Based on our observation that the program is successful and fills an important role, we recommend that it be maintained. We do not think it is our role to design its future, but we have identified some forms of support that seem crucial and a number of issues that must now be addressed.

We recommend that the English department and Graduate Arts and Sciences state clearly their intentions toward the program -- and that they then commit support and resources to it. Such assistance might usefully appear in the following forms:

- equipment, and then inclusion on the university's replacement cycle

- ongoing technical support

- fellowship support for participants

- fellowship support for a Ph.D. student to assist in the program

- increased advising and placement help for students, especially at the departmental level

- formal devotion of a faculty line to the program

- increased awareness of the program in the department and graduate school

We recommend that the director of the program, in conjunction with English department administrators, take the following steps:

- develop a plan for dealing with advances in technology

- define more clearly the relationship of the program with other humanities projects employing technology at the university

- weigh the merits of extending the length of the program

-investigate the creation of internships and externships

-consider the establishment of an alumni council or advisory board


1. Charge to the Review Committee

2. American Studies M.A. Students

3. Alumni Questionnaires and Responses

4. American Studies M.A. Program Description in the Graduate English Handbook:

5. Self Study Narrative (prepared by Alan Howard in conjunction with this review)

6.American Studies Home Page

7. The American Studies Association's Guide for Reviewing American Studies Programs

8. Alan B. Howard, American Studies and the New Technologies

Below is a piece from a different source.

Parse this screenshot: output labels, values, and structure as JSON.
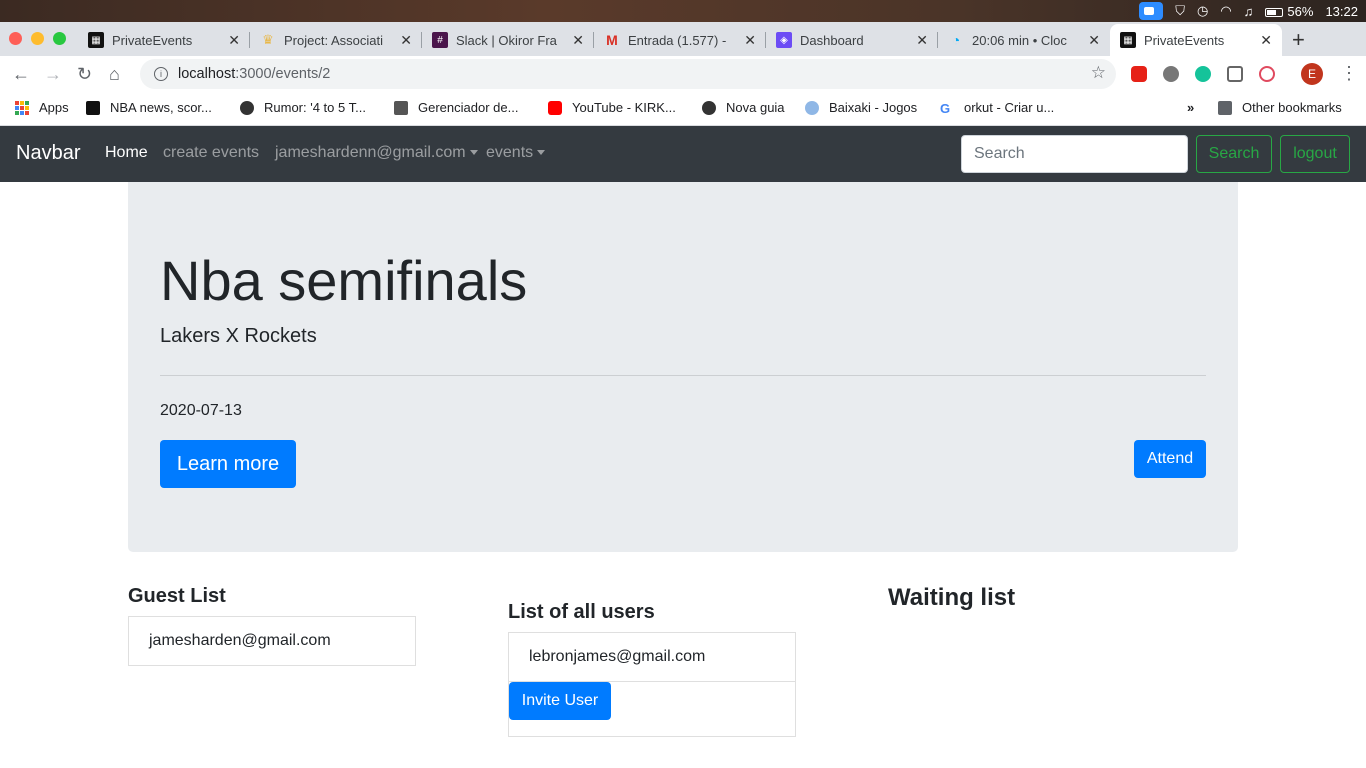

The Review Committee
Peter Baker (English, UVa)
Randy Bass (English, Georgetown)
Joseph F. Kett (History, UVa)
David Vander Meulen (English, UVa), Chair